_SOURCE RECORDS:_
========================================
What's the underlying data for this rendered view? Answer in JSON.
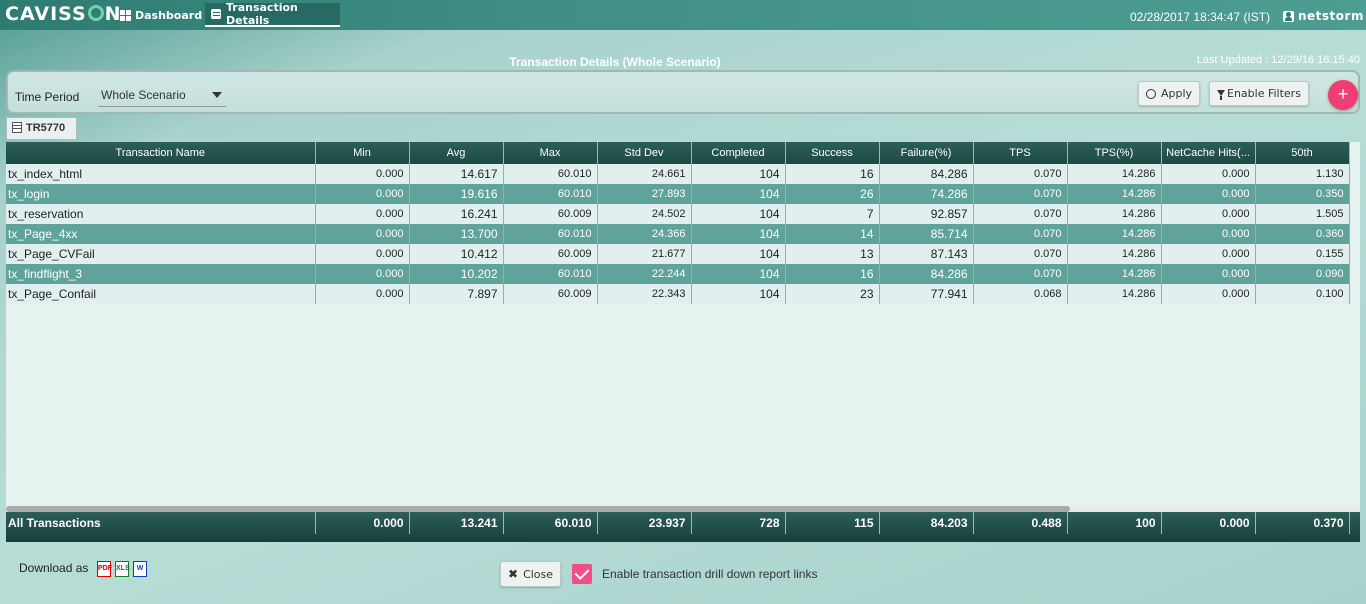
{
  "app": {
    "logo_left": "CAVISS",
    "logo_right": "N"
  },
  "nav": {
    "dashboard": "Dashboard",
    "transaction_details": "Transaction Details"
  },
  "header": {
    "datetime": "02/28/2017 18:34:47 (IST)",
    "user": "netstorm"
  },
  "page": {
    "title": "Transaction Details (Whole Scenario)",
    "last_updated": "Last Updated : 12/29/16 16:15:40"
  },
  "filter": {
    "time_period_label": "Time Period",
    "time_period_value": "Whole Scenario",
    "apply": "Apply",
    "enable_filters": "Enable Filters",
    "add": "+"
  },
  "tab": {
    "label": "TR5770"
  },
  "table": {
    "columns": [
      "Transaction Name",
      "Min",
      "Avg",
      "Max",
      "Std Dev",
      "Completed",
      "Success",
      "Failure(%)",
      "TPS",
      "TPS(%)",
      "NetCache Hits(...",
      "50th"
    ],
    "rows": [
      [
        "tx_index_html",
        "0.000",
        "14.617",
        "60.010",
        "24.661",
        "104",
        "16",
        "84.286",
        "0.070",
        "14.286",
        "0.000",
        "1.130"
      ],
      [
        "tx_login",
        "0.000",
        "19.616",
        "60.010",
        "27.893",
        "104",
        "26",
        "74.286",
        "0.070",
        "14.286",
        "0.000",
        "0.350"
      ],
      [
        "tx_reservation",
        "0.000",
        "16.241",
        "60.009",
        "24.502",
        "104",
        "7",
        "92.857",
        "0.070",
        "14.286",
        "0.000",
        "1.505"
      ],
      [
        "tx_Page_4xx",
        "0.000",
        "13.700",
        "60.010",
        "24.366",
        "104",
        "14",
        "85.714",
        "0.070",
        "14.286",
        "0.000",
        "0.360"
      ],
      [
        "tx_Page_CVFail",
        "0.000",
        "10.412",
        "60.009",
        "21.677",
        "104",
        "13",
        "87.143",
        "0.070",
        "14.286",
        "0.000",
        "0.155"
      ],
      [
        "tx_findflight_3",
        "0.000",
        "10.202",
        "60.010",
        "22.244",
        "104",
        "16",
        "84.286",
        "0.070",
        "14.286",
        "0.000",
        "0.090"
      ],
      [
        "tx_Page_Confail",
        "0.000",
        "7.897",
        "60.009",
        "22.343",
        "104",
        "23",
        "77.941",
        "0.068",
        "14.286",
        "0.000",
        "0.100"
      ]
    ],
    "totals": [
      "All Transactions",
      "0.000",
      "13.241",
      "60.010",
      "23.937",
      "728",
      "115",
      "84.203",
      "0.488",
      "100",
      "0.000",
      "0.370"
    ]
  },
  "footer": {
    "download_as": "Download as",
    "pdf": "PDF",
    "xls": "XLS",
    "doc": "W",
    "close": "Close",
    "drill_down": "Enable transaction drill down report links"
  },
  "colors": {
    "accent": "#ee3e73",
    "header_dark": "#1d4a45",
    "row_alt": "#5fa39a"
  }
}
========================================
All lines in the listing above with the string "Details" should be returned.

_RESPONSE AREA:_
    "transaction_details": "Transaction Details"
    "title": "Transaction Details (Whole Scenario)",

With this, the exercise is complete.